It was on August 17, 1978 that three Americans–Max Anderson, Ben Abruzzo, and Larry Newman, all from Albuquerque, New Mexico–made the first transatlantic balloon trip. Starting from Maine on August 11th, they traveled in Double Eagle II over 3,000 miles in 137 hours, landing about 60 miles west of Paris.
But perhaps the most famous hot air balloon ride of all time was one that only happened in our imaginations, in Hollywood. It was the balloon ride that brought Professor Marvel from Kansas to Oz in a windstorm, a tornado not unlike the one that brought Dorothy herself to Oz later. And it was in that same hot air balloon that Professor Marvel, after having been exposed as the “Wonderful Wizard of Oz,” proposed to take Dorothy with him back to Kansas. Of course, we all know that did NOT work out as planned! Toto saw a beautiful Siamese cat and jumped out of Dorothy’s arms at the last moment. Dorothy scrambled out of the balloon’s basket to get Toto back and the Professor, having already released the balloon’s ballast, was unable to bring the balloon back down to earth to retrieve Dorothy. He sailed off across the Emerald City and back to Kansas. He got there just in time to welcome Dorothy back when she awoke on her own bed–having returned to black-and-white Kansas herself thanks to the aid of Glinda the good Witch of the North (who told Dorothy to simply click her heels together three times as she repeated, “There’s no place like home!”)

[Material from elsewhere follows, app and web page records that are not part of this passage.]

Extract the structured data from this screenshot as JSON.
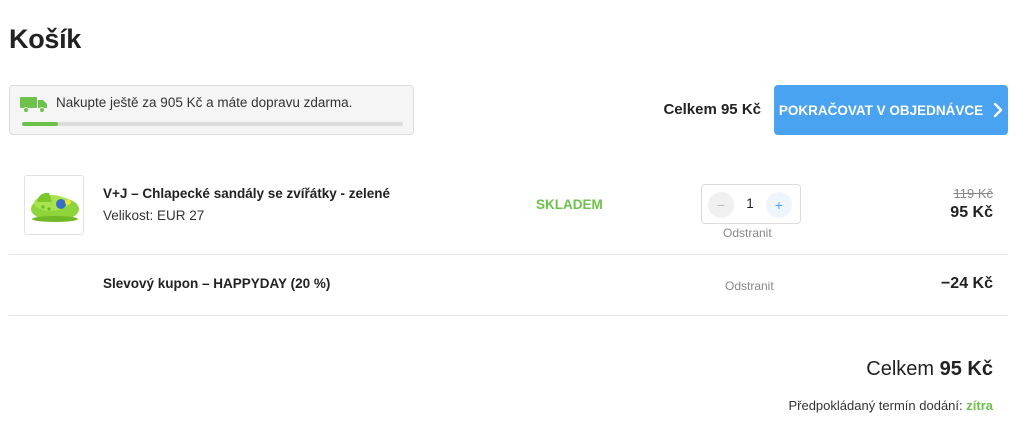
{
  "page": {
    "title": "Košík"
  },
  "shipping": {
    "message": "Nakupte ještě za 905 Kč a máte dopravu zdarma.",
    "progress": 0.095,
    "icon": "truck-icon",
    "accent_color": "#6cc24a"
  },
  "summary_top": {
    "total_label": "Celkem 95 Kč",
    "continue_label": "POKRAČOVAT V OBJEDNÁVCE",
    "button_color": "#4aa3f0"
  },
  "product": {
    "name": "V+J – Chlapecké sandály se zvířátky - zelené",
    "size": "Velikost: EUR 27",
    "stock_status": "SKLADEM",
    "quantity": "1",
    "minus": "−",
    "plus": "+",
    "remove_label": "Odstranit",
    "price_old": "119 Kč",
    "price_current": "95 Kč"
  },
  "coupon": {
    "name": "Slevový kupon – HAPPYDAY (20 %)",
    "remove_label": "Odstranit",
    "amount": "−24 Kč"
  },
  "summary_bottom": {
    "total_prefix": "Celkem",
    "total_value": "95 Kč",
    "delivery_label": "Předpokládaný termín dodání:",
    "delivery_value": "zítra"
  }
}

Using air and wind to travel was a longtime dream of mankind. It was also one of the most famous accusations against those accused of witchcraft during the great European witch hunts of the 1600-1700s. Flying on broomsticks–like the wicked Witch of the West!–was taken as a sign of the perversity of the accused by the witchcraft judges but people like Professor Marvel (who were able to use air and wind in a “scientific” way even though he himself confessed, “I don’t know how it works!”) were regarded with awe and amazement.
Double standards? For sure! The boundaries between magic and science prove again to be so porous and permeable that one’s person’s science is another person’s magic and vice-versa!